Personal Injury

U.S.-Mexico cross-border trucking agreement threatened by lawsuit

Us mexico border 100x100 U.S. Mexico cross border trucking agreement threatened by lawsuit A cross-border pilot program that would allow Mexican long-haul trucks to make deliveries within the United States is being challenged in court over concerns that the Mexican trucks and drivers would not be safe enough for U.S. roads. The Teamsters and Public Citizen filed a lawsuit against the Department of Transportation on Friday in an effort to stop the prospect of long-distance cross-border trucking, which was originally introduced by the 1994 North American Free Trade Agreement (NAFTA) but never fully instituted.

The lawsuit, filed in the U.S. Court of Appeals for the Ninth Circuit in San Francisco, alleges the standards set forth in the pilot program aren’t strict enough for Mexican carriers and drivers. Mexican trucks, for example, would not be required under the program’s current rules to display proof of compliance with Federal Motor Carrier Safety Administration (FMCSA) regulations.

Seven Mexican long-haul carriers have applied to make delivery runs in the U.S. under the NAFTA pilot program. Two of those are on track to gain U.S. operating authority by the end of this month and could start making runs in the U.S. within weeks if the program goes through.

But that’s a big “if.” As Truckinginfo.com points out, both Democratic and Republican administrations and legislators have advocated for the cross-border carrier program, but various groups, including safety advocacy organizations, environmental groups, and the Owner-Operator Independent Drivers Association (OOIDA) have sought ways to derail it.

When Congress suddenly defunded the 2007-2009 pilot program, the Mexican government imposed stiff tariffs on 99 U.S. products, making them uncompetitive south of the border and costing American companies more than $2 billion a year.
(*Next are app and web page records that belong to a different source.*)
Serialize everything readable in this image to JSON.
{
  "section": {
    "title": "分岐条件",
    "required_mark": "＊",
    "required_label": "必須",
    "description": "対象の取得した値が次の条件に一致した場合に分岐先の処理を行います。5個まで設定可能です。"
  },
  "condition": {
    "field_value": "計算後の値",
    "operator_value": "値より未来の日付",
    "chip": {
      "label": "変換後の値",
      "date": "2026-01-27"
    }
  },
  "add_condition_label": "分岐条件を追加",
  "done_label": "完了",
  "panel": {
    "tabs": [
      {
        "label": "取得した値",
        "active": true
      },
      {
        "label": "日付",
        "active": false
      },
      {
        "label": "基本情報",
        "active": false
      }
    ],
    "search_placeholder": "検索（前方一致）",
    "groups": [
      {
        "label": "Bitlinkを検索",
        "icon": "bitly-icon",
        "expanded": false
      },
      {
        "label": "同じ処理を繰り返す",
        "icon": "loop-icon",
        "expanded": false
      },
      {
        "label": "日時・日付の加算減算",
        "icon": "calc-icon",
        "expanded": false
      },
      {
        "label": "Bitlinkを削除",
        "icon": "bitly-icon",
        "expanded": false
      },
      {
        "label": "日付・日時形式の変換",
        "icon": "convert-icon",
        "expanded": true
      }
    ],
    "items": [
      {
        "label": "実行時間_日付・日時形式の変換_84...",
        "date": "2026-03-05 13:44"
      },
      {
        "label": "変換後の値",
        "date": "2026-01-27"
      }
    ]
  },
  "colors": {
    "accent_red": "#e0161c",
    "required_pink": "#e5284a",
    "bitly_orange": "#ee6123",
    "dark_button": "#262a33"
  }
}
Mexico is now poised to roll back the taxes with the program’s resumption, starting with an immediate 50 percent tariff repeal. The economic implications of the program are enormous. U.S. companies hope to regain their footing in the Mexican marketplace but worry that Mexico has had two full years to forge relationships with other competitors.

Truckinginfo.com noted that federal regulators intend to compare the performance of Mexican carriers against the performance of U.S. carriers over a three-year period. Interestingly, in the earlier cross-border pilot program during the Bush Administration, federal regulators “found that Mexican carriers had no accidents and much lower out-of-service rates than U.S. trucks and drivers.”

However, there weren’t enough Mexican carriers in the program to create a statistically valid sample, and U.S. authorities in all likelihood approved only the best of the best Mexican carriers for participation in the program.